We say it’s a mixed bag… And we have a few more statements about this ad for Duck Fresh Discs. Please highlight the extent to which you agree with each statement I liked the style of the ad I didn’t really believe it* * Figures are based on Disagree/Strongly Disagree
Please be aware that people can be very unforgiving 4 Out of 5 viewers leave if a stream buffers once Source: http://www.tubemogul.com/research/report/23
Web alone works well, but together with TV we can rule the world For which brand of toilet care product, if any, have you seen or heard any advertising in the last month? Duck Fresh Discs Source: Survey interactive Consumer Survey – October 2009 Increases in ad awareness
Increases in actual pounds, shillings and pence Source: Survey interactive Consumer Survey – Oct 2009 essential Waitrose - Please indicate when you most recently bought something from each of the following own label ranges. (Base: All respondents) Cumulative for Bought in last week or last month 90% significant for bought in last month 133% uplift 44% uplift
Changing perceptions…we got that too Source: Survey interactive Consumer Survey – Oct 2009 essential Waitrose - Which of the following supermarkets’ own label product ranges do you think are described by each of the statements on the left? (Base: All respondents)
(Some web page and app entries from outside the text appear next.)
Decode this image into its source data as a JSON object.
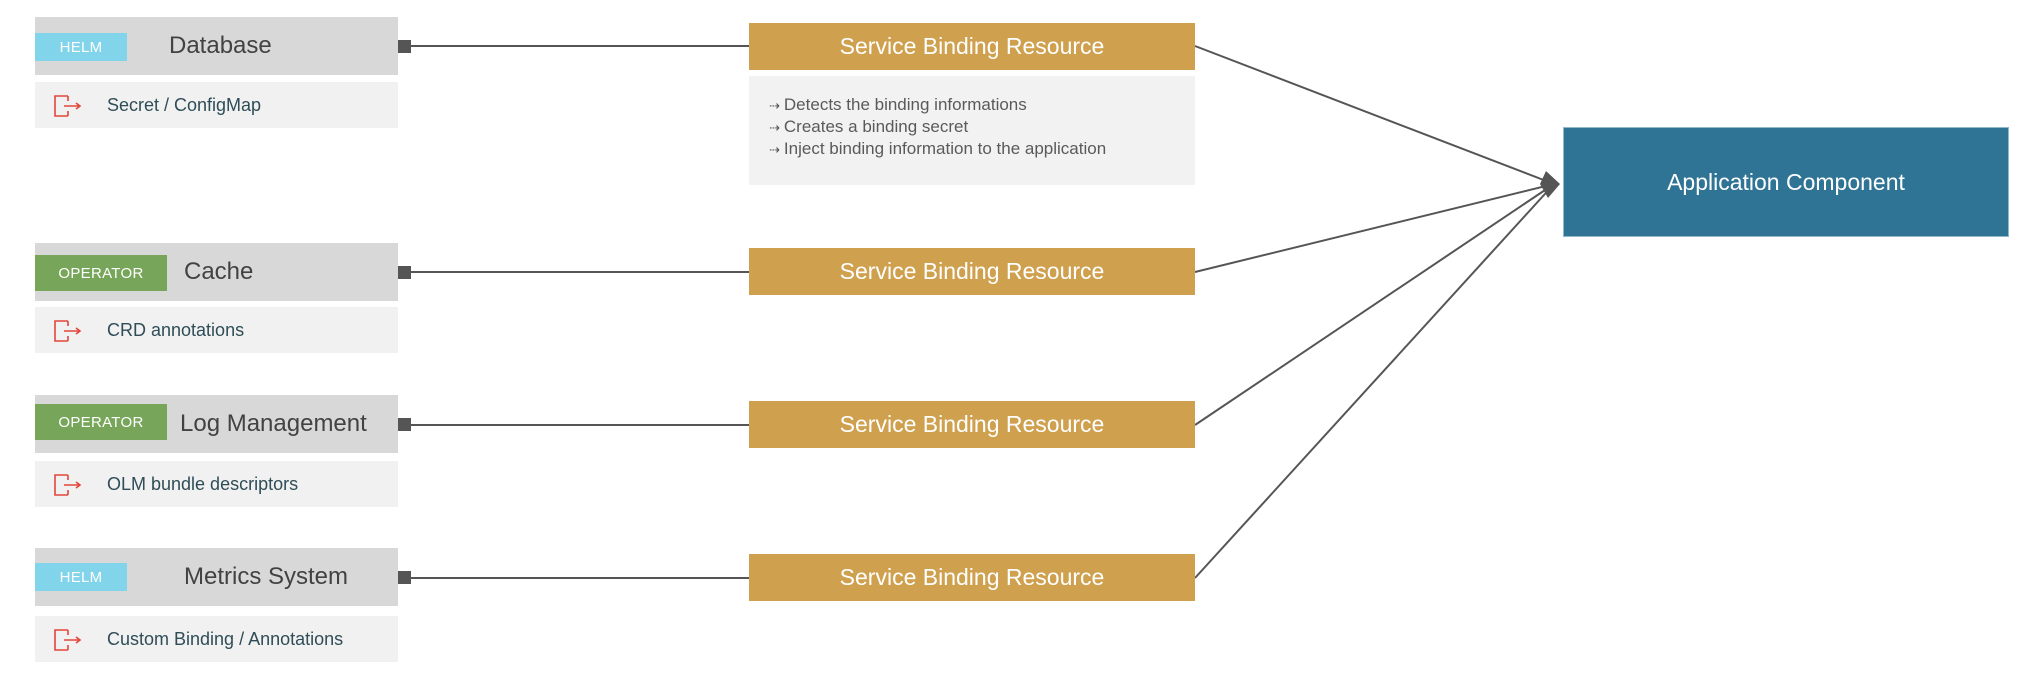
{
  "services": [
    {
      "badge": "HELM",
      "badge_type": "helm",
      "name": "Database",
      "source": "Secret / ConfigMap"
    },
    {
      "badge": "OPERATOR",
      "badge_type": "operator",
      "name": "Cache",
      "source": "CRD annotations"
    },
    {
      "badge": "OPERATOR",
      "badge_type": "operator",
      "name": "Log Management",
      "source": "OLM bundle descriptors"
    },
    {
      "badge": "HELM",
      "badge_type": "helm",
      "name": "Metrics System",
      "source": "Custom Binding / Annotations"
    }
  ],
  "binding_resources": [
    {
      "label": "Service Binding Resource"
    },
    {
      "label": "Service Binding Resource"
    },
    {
      "label": "Service Binding Resource"
    },
    {
      "label": "Service Binding Resource"
    }
  ],
  "binding_description": {
    "bullet": "⇢",
    "items": [
      "Detects the binding informations",
      "Creates a binding secret",
      "Inject binding information to the application"
    ]
  },
  "application": {
    "label": "Application Component"
  },
  "colors": {
    "helm": "#82d4ea",
    "operator": "#77a65a",
    "binding": "#cfa04e",
    "application": "#2f7494",
    "source_icon": "#e2473b",
    "line": "#555555"
  }
}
Who is buying & Why? http://www.webtventerprise.com/static/The_Online_Vi`deo_Advertising_Buyers_Guide_-_March_2010.pdf